Chon Buri, a beachside region known for its serene beauty, made headlines yesterday when Chusak Nantithanyathada, the acting district chief, filed police complaints against a local resort owner and a village head. The allegations revolved around a construction project, which, according to the complaints, trespassed onto a coastal area in the picturesque Sattahip district.
This legal storm was stirred up by Chon Buri’s provincial governor, Thawatchai Srithong, who had tasked Chusak with investigating the situation following a complaint about possible land encroachment. Of interest was a rapidly-developing ramp situated behind a now-defunct resort in tambon Samae San in Moo 1. The inspection kicked off on Sept 4.
Senior Forestry Official Mongkrot Aunruang was able to confirm that the construction project had, indeed, encroached on coastal land. Utilizing GPS mapping, Mongkrot revealed that around 7 rai of the area was implicated. Finer details revealed a ramp stretching for 79 meters in length and 1 meter in width, ending in a concrete landing area.

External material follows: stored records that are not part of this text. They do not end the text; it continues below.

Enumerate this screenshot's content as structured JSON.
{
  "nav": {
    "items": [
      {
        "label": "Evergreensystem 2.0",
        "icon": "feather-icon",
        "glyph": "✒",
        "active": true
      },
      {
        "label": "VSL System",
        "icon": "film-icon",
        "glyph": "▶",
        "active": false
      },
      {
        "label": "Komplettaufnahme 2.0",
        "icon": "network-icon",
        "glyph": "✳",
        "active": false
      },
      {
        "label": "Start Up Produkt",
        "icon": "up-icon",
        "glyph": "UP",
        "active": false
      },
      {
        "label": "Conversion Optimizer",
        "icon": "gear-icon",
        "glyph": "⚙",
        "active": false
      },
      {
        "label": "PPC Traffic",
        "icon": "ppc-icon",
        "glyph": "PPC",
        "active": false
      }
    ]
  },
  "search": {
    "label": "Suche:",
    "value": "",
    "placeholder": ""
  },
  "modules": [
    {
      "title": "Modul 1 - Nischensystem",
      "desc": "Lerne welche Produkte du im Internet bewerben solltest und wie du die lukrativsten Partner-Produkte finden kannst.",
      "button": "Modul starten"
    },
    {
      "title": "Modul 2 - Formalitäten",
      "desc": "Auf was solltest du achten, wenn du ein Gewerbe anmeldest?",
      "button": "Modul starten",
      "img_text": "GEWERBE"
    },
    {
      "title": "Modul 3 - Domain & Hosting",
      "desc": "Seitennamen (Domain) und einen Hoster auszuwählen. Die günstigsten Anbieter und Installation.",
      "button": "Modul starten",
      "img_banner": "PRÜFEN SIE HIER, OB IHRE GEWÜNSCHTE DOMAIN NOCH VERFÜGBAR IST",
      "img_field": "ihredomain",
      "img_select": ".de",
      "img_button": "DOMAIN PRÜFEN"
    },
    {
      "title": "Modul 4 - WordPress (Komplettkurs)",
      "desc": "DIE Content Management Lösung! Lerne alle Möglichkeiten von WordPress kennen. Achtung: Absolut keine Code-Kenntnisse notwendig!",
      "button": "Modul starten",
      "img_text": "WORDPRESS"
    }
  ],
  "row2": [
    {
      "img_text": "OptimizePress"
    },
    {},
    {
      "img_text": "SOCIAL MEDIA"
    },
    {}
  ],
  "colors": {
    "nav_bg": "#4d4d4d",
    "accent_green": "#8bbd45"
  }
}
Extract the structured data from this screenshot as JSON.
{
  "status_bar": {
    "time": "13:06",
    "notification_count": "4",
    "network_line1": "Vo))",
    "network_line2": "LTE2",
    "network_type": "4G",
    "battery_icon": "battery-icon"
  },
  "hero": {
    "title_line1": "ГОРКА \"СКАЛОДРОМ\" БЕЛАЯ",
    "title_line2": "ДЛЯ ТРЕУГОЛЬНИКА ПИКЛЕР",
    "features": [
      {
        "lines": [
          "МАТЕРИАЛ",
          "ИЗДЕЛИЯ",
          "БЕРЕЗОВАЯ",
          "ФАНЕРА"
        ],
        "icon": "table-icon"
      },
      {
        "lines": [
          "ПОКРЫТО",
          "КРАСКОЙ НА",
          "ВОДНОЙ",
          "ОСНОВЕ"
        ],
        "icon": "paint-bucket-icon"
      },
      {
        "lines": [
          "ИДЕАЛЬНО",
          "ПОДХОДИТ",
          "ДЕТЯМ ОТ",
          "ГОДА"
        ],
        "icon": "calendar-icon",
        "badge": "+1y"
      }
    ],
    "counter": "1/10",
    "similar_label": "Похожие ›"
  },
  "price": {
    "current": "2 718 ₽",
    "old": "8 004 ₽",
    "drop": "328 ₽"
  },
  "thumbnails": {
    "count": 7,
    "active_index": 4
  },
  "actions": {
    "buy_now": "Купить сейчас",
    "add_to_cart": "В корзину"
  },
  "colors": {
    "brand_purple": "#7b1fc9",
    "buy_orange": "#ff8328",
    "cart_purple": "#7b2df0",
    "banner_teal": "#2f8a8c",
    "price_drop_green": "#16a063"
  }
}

During their field visit, investigators observed a flurry of construction activities including backhoes operating around the sandy beaches and trucks buzzing in and out of the construction site. Authorities immediately hit the brakes on the ongoing work while the investigation proceeded.
Clear traces of dredging were obvious—sand and rocks were found stacked in piles. Furthermore, it was verified that the area fell under forestland jurisdiction, a region strictly off-bounds for the general public. Regrettably, the responsible individuals had not sought necessary permissions from the local authorities to carry out constructions in the area.
The plot only thickened when the acting district chief surveyed the encroached area – the local leader then implicated Naruedon Pisittakasem, the owner of the previously mentioned paradise-lost-resort, and Apichart Aramrat, a village head in tambon Samae San in Moo 3. Shockingly, Aramrat was allegedly deeply involved in overseeing the unlawful construction project.
The duo were leveled with four serious charges, namely breach of forest laws, damaging state-owned land and the local ecosystem, and carrying out construction activities that flout the guidelines stipulated under Section 54 of the Forest Act. Their actions also contradicted the Enhancement and Conservation of National Environmental Quality Act. Such grievous disregard for the environment is, indeed, a wake-up call and serves as a stark reminder of the urgent need for more robust conservation laws and their stringent enforcement.